It is my great honor to be able to relinquish the writing responsibility on my blog today to a man who is a wonderful writer and a great teacher of how to live the Christian life.
Yes, you guessed it, today we have a guest blogger, none other than the great BILLY COFFEY!
If this is your first visit to Rediscovering the Church then, to be honest, it’s not normally this good. To find a post of this quality, you’d need to visit Billy’s blog: What I Learned Today
Of course, I’d love to welcome you back here in the future as well. You’re always welcome here – and I’d love to get to know you. That’s what Rediscovering the Church is all about – rediscovering all the wonderful people that make up this big family that we call the Church.
Anyhoo… with no more ado, I give you:
In Search of Scooby Doo (by Billy Coffey)
The great thing about having a mother who is also a nurse? I don’t have to sit in a waiting room to see the doctor. I don’t have to check in with the cranky receptionist and sit beside the coughers and sneezers inflicted with who knows what.
Instead I get to use the secret knock on the door of the secret entrance, located in the back where the doctors park. I am then whisked into a evaluation room post haste, where Mom proceeds to treat me like a four-year-old with a boo-boo. It’s wonderful. I feel like a movie star.
Of course, Brad Pitt and George Clooney would be seen immediately by the doctor. I still have to wait. And that’s what I’ve been doing for the last twenty minutes.
My malady is my own fault, a combination of the refusal to grow up and an acceptance that I can still hit a softball. I just can’t throw one anymore. So while the rest of my body feels great after a game, my right shoulder feels like it should be on an eighty-year-old grandmother. Thankfully, that’s nothing a good shot of cortisone won’t cure.
I pass the time by studying a poster of the human skeleton (creepy), rereading a particularly moving and yellowed essay by Paul Harvey that’s been pinned to the bulletin board for years ( titled “So God made a farmer”), and checking my own heartbeat with a stethoscope (ba-bum, ba-bum, it says).
Still waiting, my eyes settle on the plastic magazine rack by the door. Not having the stomach for Newseek or Time, my eyes settle on something a little more to my tastes.
It’s a seek-and-find book. Lots of confusing pictures with lots of confusing parts, and I have to find something specific. Remember Where’s Waldo? Same thing. Only this one isn’t a Waldo. This one’s Scooby-Doo.

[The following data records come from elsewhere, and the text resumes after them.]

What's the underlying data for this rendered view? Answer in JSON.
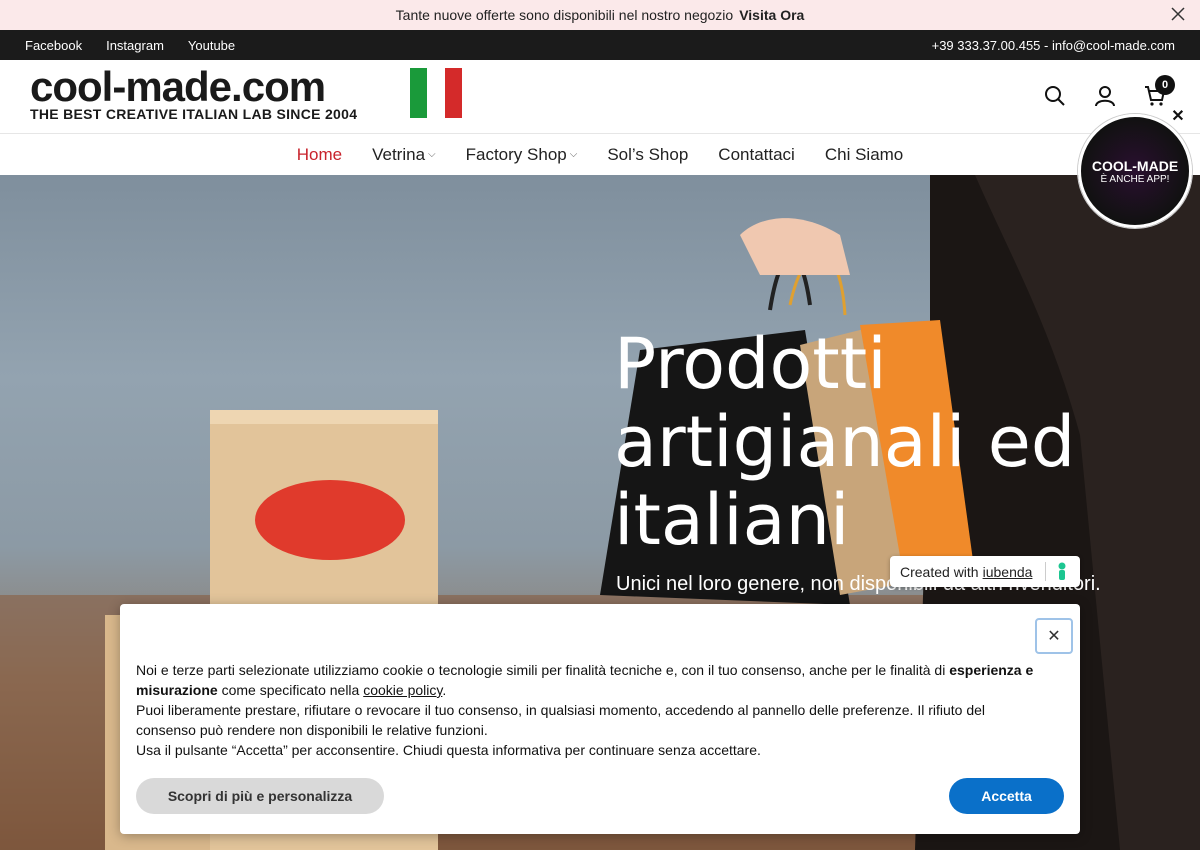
{
  "announcement": {
    "text": "Tante nuove offerte sono disponibili nel nostro negozio",
    "link": "Visita Ora"
  },
  "topbar": {
    "social": [
      "Facebook",
      "Instagram",
      "Youtube"
    ],
    "contact": "+39 333.37.00.455 - info@cool-made.com"
  },
  "logo": {
    "name": "cool-made.com",
    "tagline": "THE BEST CREATIVE ITALIAN LAB SINCE 2004"
  },
  "cart": {
    "count": "0"
  },
  "nav": {
    "items": [
      "Home",
      "Vetrina",
      "Factory Shop",
      "Sol’s Shop",
      "Contattaci",
      "Chi Siamo"
    ]
  },
  "hero": {
    "title": "Prodotti artigianali ed italiani",
    "subtitle": "Unici nel loro genere, non disponibili da altri rivenditori."
  },
  "app_badge": {
    "line1": "COOL-MADE",
    "line2": "È ANCHE APP!"
  },
  "iubenda": {
    "prefix": "Created with",
    "link": "iubenda"
  },
  "cookie": {
    "p1_a": "Noi e terze parti selezionate utilizziamo cookie o tecnologie simili per finalità tecniche e, con il tuo consenso, anche per le finalità di",
    "p1_b": "esperienza e misurazione",
    "p1_c": "come specificato nella",
    "p1_link": "cookie policy",
    "p2": "Puoi liberamente prestare, rifiutare o revocare il tuo consenso, in qualsiasi momento, accedendo al pannello delle preferenze. Il rifiuto del consenso può rendere non disponibili le relative funzioni.",
    "p3": "Usa il pulsante “Accetta” per acconsentire. Chiudi questa informativa per continuare senza accettare.",
    "btn_more": "Scopri di più e personalizza",
    "btn_accept": "Accetta"
  },
  "colors": {
    "accent": "#c8232c",
    "accept": "#0a70c9"
  }
}
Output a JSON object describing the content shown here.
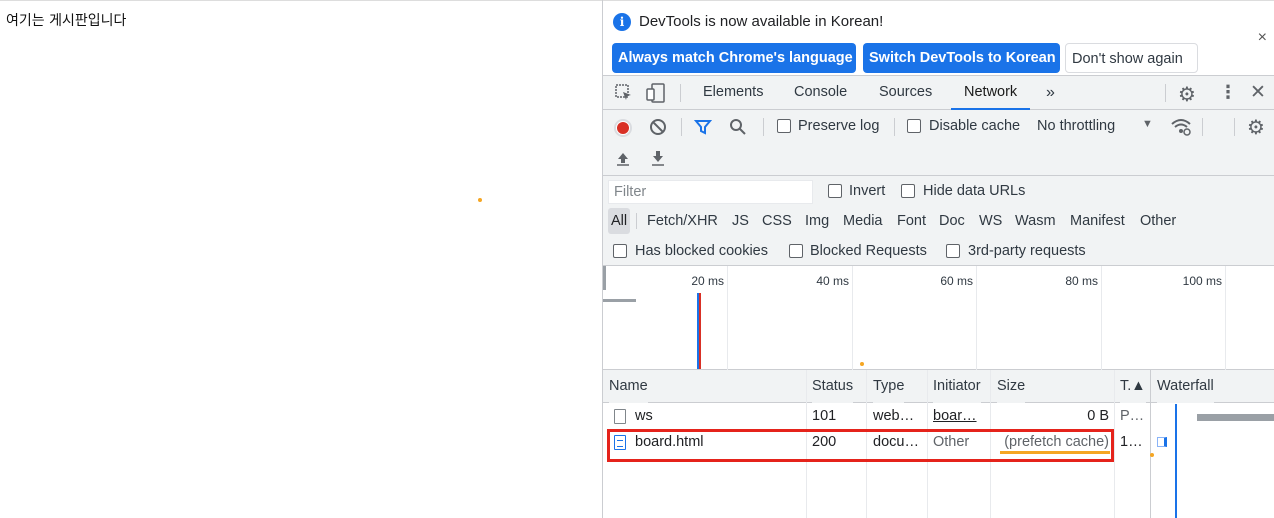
{
  "page": {
    "text": "여기는 게시판입니다"
  },
  "infobar": {
    "message": "DevTools is now available in Korean!",
    "btn_match": "Always match Chrome's language",
    "btn_switch": "Switch DevTools to Korean",
    "btn_dont_show": "Don't show again",
    "close": "×"
  },
  "tabs": {
    "items": [
      "Elements",
      "Console",
      "Sources",
      "Network"
    ],
    "active": "Network",
    "more": "»"
  },
  "toolbar": {
    "preserve_log": "Preserve log",
    "disable_cache": "Disable cache",
    "throttling": "No throttling"
  },
  "filter": {
    "placeholder": "Filter",
    "invert": "Invert",
    "hide_data_urls": "Hide data URLs",
    "types": [
      "All",
      "Fetch/XHR",
      "JS",
      "CSS",
      "Img",
      "Media",
      "Font",
      "Doc",
      "WS",
      "Wasm",
      "Manifest",
      "Other"
    ],
    "active_type": "All",
    "has_blocked_cookies": "Has blocked cookies",
    "blocked_requests": "Blocked Requests",
    "third_party": "3rd-party requests"
  },
  "overview": {
    "ticks": [
      "20 ms",
      "40 ms",
      "60 ms",
      "80 ms",
      "100 ms"
    ]
  },
  "table": {
    "columns": [
      "Name",
      "Status",
      "Type",
      "Initiator",
      "Size",
      "T.▲",
      "Waterfall"
    ],
    "rows": [
      {
        "name": "ws",
        "status": "101",
        "type": "web…",
        "initiator": "boar…",
        "size": "0 B",
        "time": "P…"
      },
      {
        "name": "board.html",
        "status": "200",
        "type": "docu…",
        "initiator": "Other",
        "size": "(prefetch cache)",
        "time": "1…"
      }
    ]
  },
  "colors": {
    "accent": "#1a73e8",
    "record": "#d93025",
    "highlight": "#e5231b",
    "marker": "#f5a623"
  }
}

I’ve always been a Scooby-Doo guy. It was my favorite Saturday morning cartoon when I was six, and still is thirty years later. It’s a rare Saturday morning when I don’t sit with my kids, watch Scooby-Doo, and let the situation deteriorate into an animal cracker fight. Experts call this sort of thing “father/child bonding.” I call it fun.
I open the book to a random page and find Scooby and the gang on some tropical beach. Palm trees and tiki bars and sunbathers and surfers galore. A quick scan at the left side of the page says that Scooby is somewhere in the picture, and even goes so far as to show his specific posture: he’s sitting. And he’s waving his right paw at me while wearing that toothy Scooby smile.
It takes about ten seconds for me to realize I will never find him. There is chaos on the page, literally hundreds of different people engaged in dozens of different activities. I spot Velma in her thick glasses doing the samba with a cool surfer dude next to one of the tiki bars (and she looks like she’s had a bit too much to drink, if you ask me). A few minutes later I spot Freddy trying to reel in a fish (always the showoff) and Daphne powdering her face under a palm tree (high-maintenance, anyone?). And finally there is Shaggy, gorging himself on a huge sandwich and a bag of Scooby Snacks.
But there is no Scooby. I can’t find him anywhere.
A knock on the door breaks my concentration, and in walks the doctor. He asks me about the Yankees and wonders aloud when I’m going to wise up and quit playing softball. Standard questions that require standard answers. He mixes the syringe and tells me I may feel a pinch, though from experience I know “pinch” is really doctorspeak for “pain.” But it’s the good sort of pain, the kind that guarantees I’ll be able to put my cleats and glove on at least one more time.
I pull my shirt on and thank him, then grab the Scooby book so I can put it back where it belongs. A part of me wants to take it with me. I could borrow it, tell Mom that her grandson would like to read it, but that would be dishonest. The truth? I want to take it for myself. Finding that stupid dog has suddenly become important to me.
Because my life can sometimes resemble the picture I was looking at. Too full and too busy. Too much going on. It’s easy to lose sight of what’s important and what can wait in all the mess of my everyday.
Easy to dwell on everything but the people who are sitting and waving and smiling, waiting patiently for me to give them the one thing they need:
Thank you for being our guest-blogger today, Billy. I really appreciate you giving of your time to write for us.
If you want to see what else Billy does with his time, check out his blog: What I Learned Today